I've been interested in genome organization for several decades and I've been following the literature on pervasive transcription and transcription factor binding in whole genome studies. I'm reasonably familiar with the techniques although I've never done them myself.
I'm not bragging; I'm just saying that I know a little bit about this stuff so when I saw this paper in one of the latest issues of Nature I decided to look more carefully.
Heinz, S., Romanoski, C., Benner, C., Allison, K., Kaikkonen, M., Orozco, L. and Glass, C. (2013) Effect of natural genetic variation on enhancer selection and function. Nature 503:487-492. [doi: 10.1038/nature12615]Almost everyone knows about the major problem in this field after the ENCODE publicity fiasco of last year. The "problem" that it's relatively easy to identify transcription factor binding sites but it's quite another matter to determine if they are functional.1 The title of the paper suggested to me that these authors had found a way to address this problem by looking at natural variation between inbred mouse strains. If they detect differences in transcription factor binding sites, will these be correlated with differences in the regulation of identifiable (annotated) genes? Or, will the evidence suggest that those binding sites are just "noise"? Will the strain differences affect the production of low levels of transcription (i.e. most of "pervasive" transcription)?
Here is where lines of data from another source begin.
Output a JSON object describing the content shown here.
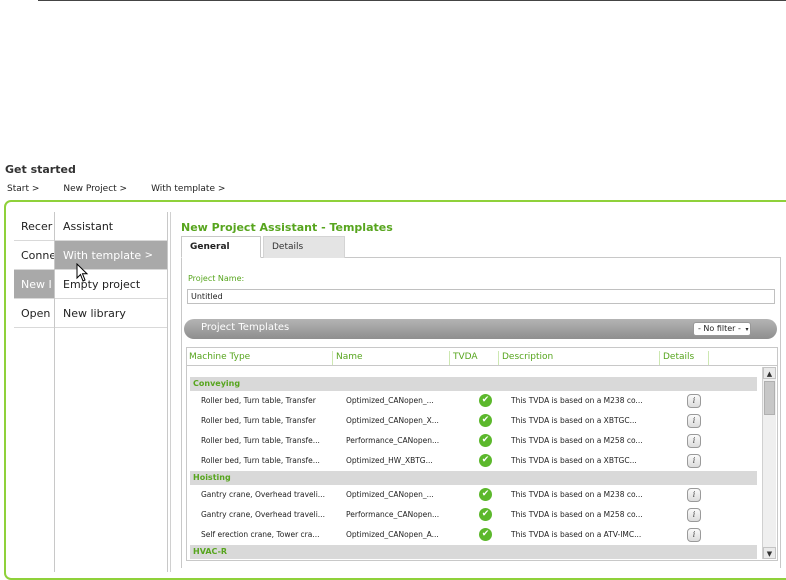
{
  "header": {
    "title": "Get started",
    "breadcrumbs": [
      "Start >",
      "New Project >",
      "With template >"
    ]
  },
  "nav_col1": [
    {
      "label": "Recer"
    },
    {
      "label": "Conne"
    },
    {
      "label": "New I"
    },
    {
      "label": "Open"
    }
  ],
  "nav_col2": [
    {
      "label": "Assistant"
    },
    {
      "label": "With template",
      "arrow": ">"
    },
    {
      "label": "Empty project"
    },
    {
      "label": "New library"
    }
  ],
  "panel": {
    "title": "New Project Assistant - Templates",
    "tabs": [
      "General",
      "Details"
    ],
    "project_name_label": "Project Name:",
    "project_name_value": "Untitled",
    "templates_title": "Project Templates",
    "filter_value": "- No filter -"
  },
  "grid": {
    "columns": [
      "Machine Type",
      "Name",
      "TVDA",
      "Description",
      "Details"
    ],
    "groups": [
      {
        "name": "Conveying",
        "rows": [
          {
            "type": "Roller bed, Turn table, Transfer",
            "name": "Optimized_CANopen_...",
            "tvda": "✔",
            "desc": "This TVDA is based on a M238 co...",
            "info": "i"
          },
          {
            "type": "Roller bed, Turn table, Transfer",
            "name": "Optimized_CANopen_X...",
            "tvda": "✔",
            "desc": "This TVDA is based on a XBTGC...",
            "info": "i"
          },
          {
            "type": "Roller bed, Turn table, Transfe...",
            "name": "Performance_CANopen...",
            "tvda": "✔",
            "desc": "This TVDA is based on a M258 co...",
            "info": "i"
          },
          {
            "type": "Roller bed, Turn table, Transfe...",
            "name": "Optimized_HW_XBTG...",
            "tvda": "✔",
            "desc": "This TVDA is based on a XBTGC...",
            "info": "i"
          }
        ]
      },
      {
        "name": "Hoisting",
        "rows": [
          {
            "type": "Gantry crane, Overhead traveli...",
            "name": "Optimized_CANopen_...",
            "tvda": "✔",
            "desc": "This TVDA is based on a M238 co...",
            "info": "i"
          },
          {
            "type": "Gantry crane, Overhead traveli...",
            "name": "Performance_CANopen...",
            "tvda": "✔",
            "desc": "This TVDA is based on a M258 co...",
            "info": "i"
          },
          {
            "type": "Self erection crane, Tower cra...",
            "name": "Optimized_CANopen_A...",
            "tvda": "✔",
            "desc": "This TVDA is based on a ATV-IMC...",
            "info": "i"
          }
        ]
      },
      {
        "name": "HVAC-R",
        "rows": []
      }
    ]
  },
  "scrollbar": {
    "up": "▲",
    "down": "▼"
  }
}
As soon as I read the abstract it became apparent that the authors were not addressing the most important issue.2 They were looking at something else. But what, exactly? Here's the abstract ... see if you can guess.
The mechanisms by which genetic variation affects transcription regulation and phenotypes at the nucleotide level are incompletely understood. Here we use natural genetic variation as an in vivo mutagenesis screen to assess the genome-wide effects of sequence variation on lineage-determining and signal-specific transcription factor binding, epigenomics and transcriptional outcomes in primary macrophages from different mouse strains. We find substantial genetic evidence to support the concept that lineage-determining transcription factors define epigenetic and transcriptomic states by selecting enhancer-like regions in the genome in a collaborative fashion and facilitating binding of signal-dependent factors. This hierarchical model of transcription factor function suggests that limited sets of genomic data for lineage-determining transcription factors and informative histone modifications can be used for the prioritization of disease-associated regulatory variants.After reading the paper very carefully (three times!) I think I know what they mean but it sounded a lot like gibberish the first time I read it. I'm curious to know what the rest of you think. Do you understand what this paper is all about after reading the abstract?
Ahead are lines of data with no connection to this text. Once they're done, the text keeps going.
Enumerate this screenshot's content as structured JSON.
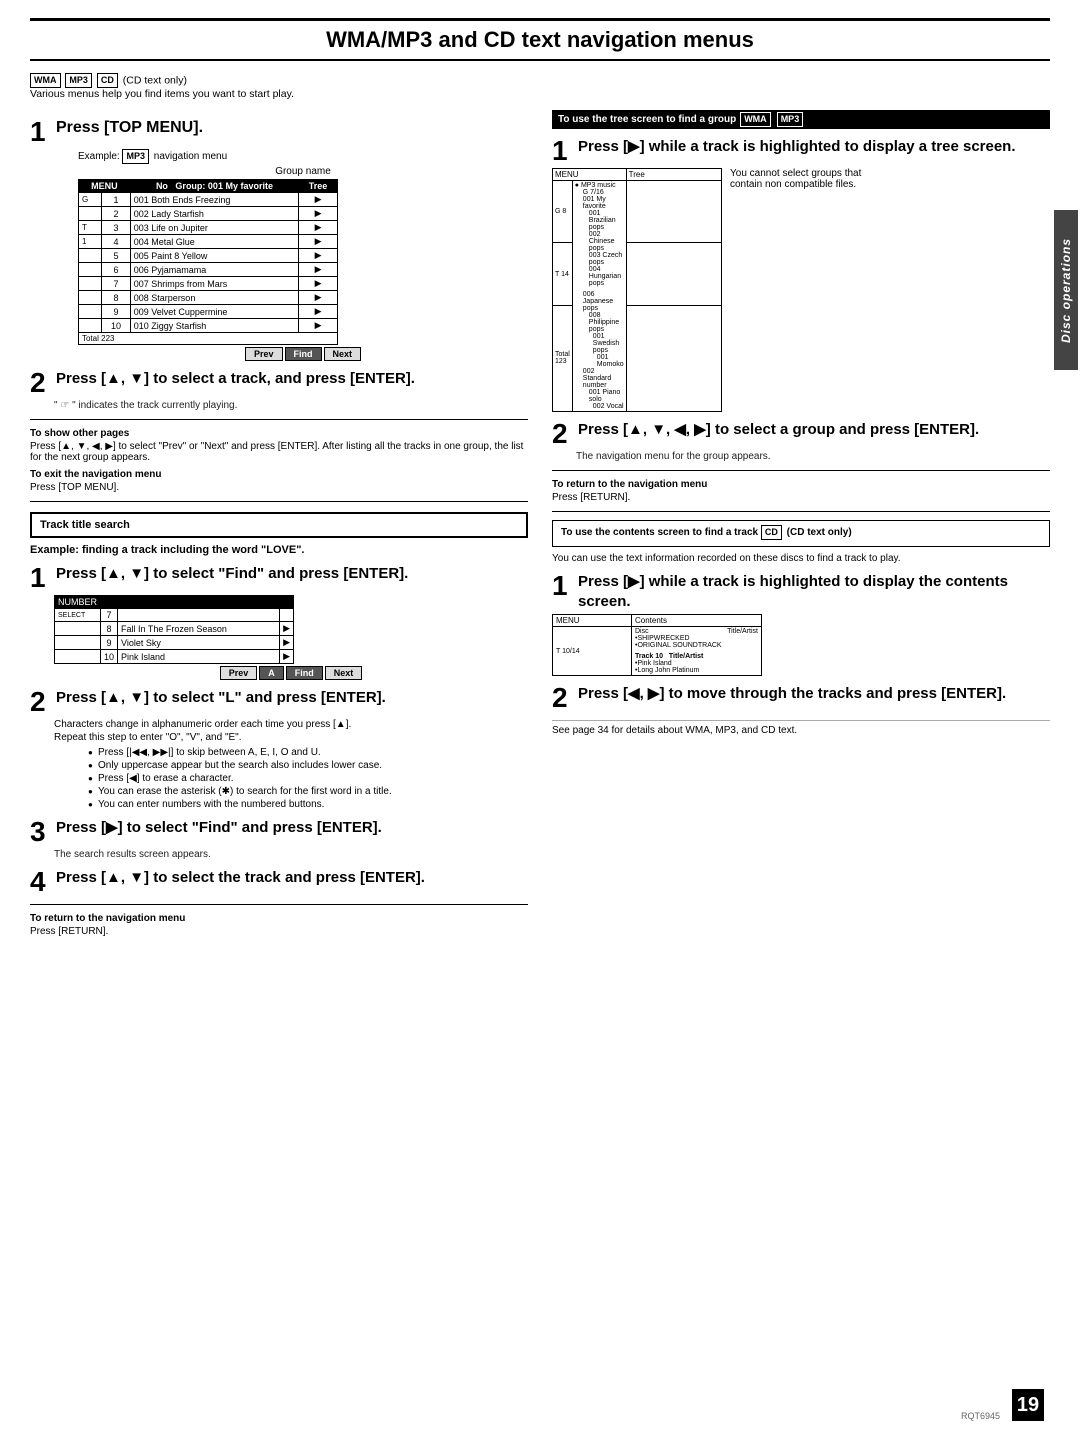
{
  "page": {
    "title": "WMA/MP3 and CD text navigation menus",
    "page_number": "19",
    "rqt_code": "RQT6945",
    "disc_ops_label": "Disc operations"
  },
  "header": {
    "badges": [
      "WMA",
      "MP3",
      "CD"
    ],
    "badge_note": "(CD text only)",
    "intro": "Various menus help you find items you want to start play."
  },
  "left": {
    "step1": {
      "num": "1",
      "text": "Press [TOP MENU].",
      "example": "Example:",
      "badge": "MP3",
      "example_rest": "navigation menu",
      "group_name_label": "Group name"
    },
    "nav_table": {
      "headers": [
        "MENU",
        "No",
        "Group: 001 My favorite",
        "Tree"
      ],
      "rows": [
        {
          "left": "G",
          "num": "1",
          "group": "001 Both Ends Freezing",
          "arr": "▶"
        },
        {
          "left": "",
          "num": "2",
          "group": "002 Lady Starfish",
          "arr": "▶"
        },
        {
          "left": "T",
          "num": "3",
          "group": "003 Life on Jupiter",
          "arr": "▶"
        },
        {
          "left": "1",
          "num": "4",
          "group": "004 Metal Glue",
          "arr": "▶"
        },
        {
          "left": "",
          "num": "5",
          "group": "005 Paint 8 Yellow",
          "arr": "▶"
        },
        {
          "left": "",
          "num": "6",
          "group": "006 Pyjamamama",
          "arr": "▶"
        },
        {
          "left": "",
          "num": "7",
          "group": "007 Shrimps from Mars",
          "arr": "▶"
        },
        {
          "left": "",
          "num": "8",
          "group": "008 Starperson",
          "arr": "▶"
        },
        {
          "left": "",
          "num": "9",
          "group": "009 Velvet Cuppermine",
          "arr": "▶"
        },
        {
          "left": "",
          "num": "10",
          "group": "010 Ziggy Starfish",
          "arr": "▶"
        }
      ],
      "footer_left": "Total 223",
      "buttons": [
        "Prev",
        "Find",
        "Next"
      ]
    },
    "step2": {
      "num": "2",
      "text": "Press [▲, ▼] to select a track, and press [ENTER].",
      "sub": "\" ☞ \" indicates the track currently playing."
    },
    "notes": {
      "show_other_pages_title": "To show other pages",
      "show_other_pages_body": "Press [▲, ▼, ◀, ▶] to select \"Prev\" or \"Next\" and press [ENTER]. After listing all the tracks in one group, the list for the next group appears.",
      "exit_title": "To exit the navigation menu",
      "exit_body": "Press [TOP MENU]."
    },
    "track_search_box": "Track title search",
    "example_bold": "Example: finding a track including the word \"LOVE\".",
    "search_step1": {
      "num": "1",
      "text": "Press [▲, ▼] to select \"Find\" and press [ENTER]."
    },
    "find_table": {
      "headers": [
        "NUMBER",
        "",
        ""
      ],
      "rows": [
        {
          "sel": "SELECT",
          "num": "7",
          "track": ""
        },
        {
          "sel": "",
          "num": "8",
          "track": "Fall In The Frozen Season",
          "arr": "▶"
        },
        {
          "sel": "",
          "num": "9",
          "track": "Violet Sky",
          "arr": "▶"
        },
        {
          "sel": "",
          "num": "10",
          "track": "Pink Island",
          "arr": "▶"
        }
      ],
      "buttons": [
        "Prev",
        "A",
        "Find",
        "Next"
      ]
    },
    "search_step2": {
      "num": "2",
      "text": "Press [▲, ▼] to select \"L\" and press [ENTER].",
      "body1": "Characters change in alphanumeric order each time you press [▲].",
      "body2": "Repeat this step to enter \"O\", \"V\", and \"E\".",
      "bullets": [
        "Press [|◀◀, ▶▶|] to skip between A, E, I, O and U.",
        "Only uppercase appear but the search also includes lower case.",
        "Press [◀] to erase a character.",
        "You can erase the asterisk (✱) to search for the first word in a title.",
        "You can enter numbers with the numbered buttons."
      ]
    },
    "search_step3": {
      "num": "3",
      "text": "Press [▶] to select \"Find\" and press [ENTER].",
      "sub": "The search results screen appears."
    },
    "search_step4": {
      "num": "4",
      "text": "Press [▲, ▼] to select the track and press [ENTER]."
    },
    "return_note": {
      "title": "To return to the navigation menu",
      "body": "Press [RETURN]."
    }
  },
  "right": {
    "tree_header": "To use the tree screen to find a group",
    "tree_badges": [
      "WMA",
      "MP3"
    ],
    "step1": {
      "num": "1",
      "text": "Press [▶] while a track is highlighted to display a tree screen."
    },
    "tree_table": {
      "menu_label": "MENU",
      "tree_label": "Tree",
      "g_val": "G 8",
      "t_val": "T 14",
      "total": "Total 123",
      "mp3_label": "● MP3 music",
      "g_ref": "G 7/16",
      "items": [
        "001 My favorite",
        "001 Brazilian pops",
        "002 Chinese pops",
        "003 Czech pops",
        "004 Hungarian pops",
        "",
        "006 Japanese pops",
        "008 Philippine pops",
        "001 Swedish pops",
        "001 Momoko",
        "002 Standard number",
        "001 Piano solo",
        "002 Vocal"
      ]
    },
    "tree_note": "You cannot select groups that contain non compatible files.",
    "step2": {
      "num": "2",
      "text": "Press [▲, ▼, ◀, ▶] to select a group and press [ENTER].",
      "sub": "The navigation menu for the group appears."
    },
    "return_note": {
      "title": "To return to the navigation menu",
      "body": "Press [RETURN]."
    },
    "contents_header": "To use the contents screen to find a track",
    "contents_badge": "CD",
    "contents_note": "(CD text only)",
    "contents_intro": "You can use the text information recorded on these discs to find a track to play.",
    "step1b": {
      "num": "1",
      "text": "Press [▶] while a track is highlighted to display the contents screen."
    },
    "contents_table": {
      "menu_label": "MENU",
      "contents_label": "Contents",
      "t_val": "T 10/14",
      "disc_header": "Disc",
      "title_artist_header": "Title/Artist",
      "items": [
        "•SHIPWRECKED",
        "•ORIGINAL SOUNDTRACK",
        "Track 10",
        "Title/Artist",
        "•Pink Island",
        "•Long John Platinum"
      ]
    },
    "step2b": {
      "num": "2",
      "text": "Press [◀, ▶] to move through the tracks and press [ENTER]."
    },
    "bottom_note": "See page 34 for details about WMA, MP3, and CD text."
  }
}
Maybe you have to read the introduction to get a better idea. Here it is.
Inter-individual genetic variation is a major cause of diversity in phenotypes and disease susceptibility. Although sequence variants in gene promoters and protein-coding regions provide obvious prioritization of disease-causing variants, most (88%) genome-wide association study (GWAS) loci are in non-coding DNA, suggesting regulatory functions1. Prioritization of functional intergenic variants remains challenging, owing in part to an incomplete understanding of how regulation is achieved at the nucleotide level in different cell types and environmental contexts2,3,4,5,6,7,8,9,10,11. Recent studies have described important roles for lineage-determining transcription factors (LDTFs), also referred to as pioneer factors or master regulators, in selecting cell-type-specific enhancers12,13,14,15, but the sequence determinants that guide their binding are poorly understood. Previous findings in macrophages and B cells suggest a hierarchical model of regulatory function6, in which a relatively small set of LDTFs collaboratively compete with nucleosomes to bind DNA in a cell-type-specific manner (Fig. 1A, a and b). The binding of these factors is proposed to ‘prime’ DNA by initiating deposition of histone modifications that are associated with cis-active regulatory regions (Fig. 1A, b and c) and enable concurrent or subsequent binding of signal-dependent transcription factors that direct regulated gene expression6,13,15,16 (Fig. 1A, c–e). In principle, this model provides a straightforward framework that allows non-coding variants to be classified with respect to their ability to directly perturb LDTF binding and their potential to exert indirect effects on binding of other LDTFs and signal-dependent transcription factors. To test the validity of this model and its ability to explain effects of genetic variation on transcription factor binding and function, we exploited the naturally occurring genetic variation between the inbred C57BL/6J and BALB/cJ mouse strains (~4 million single nucleotide polymorphisms (SNPs) and ~750 k indels17) as an ‘in vivo mutagenesis screen’.Does that help?
I may post an English translation in the comments after a few days but for now I'd like to hear from you. Have we reached the stage where Nature articles are all but incomprehensible to people who aren't actively working the specific field? (This is a main article, not a "Letter.")
1. The problem is compounded my misuse of the word "enhancer." An enhancer is a region of DNA that's known to be required for gene expression. Those who do whole genome studies tend to use the word to mean ANY site of transcription factor binding. These are "potential" enhancers. They could also be junk binding sites with no biological function. I don't think it's a good idea to misuse the word "enhancer" in this manner. (See the title of the paper.)
2. Turns out there's nothing in the paper to suggest that the authors are the least bit interested in whether their results are biologically relevant.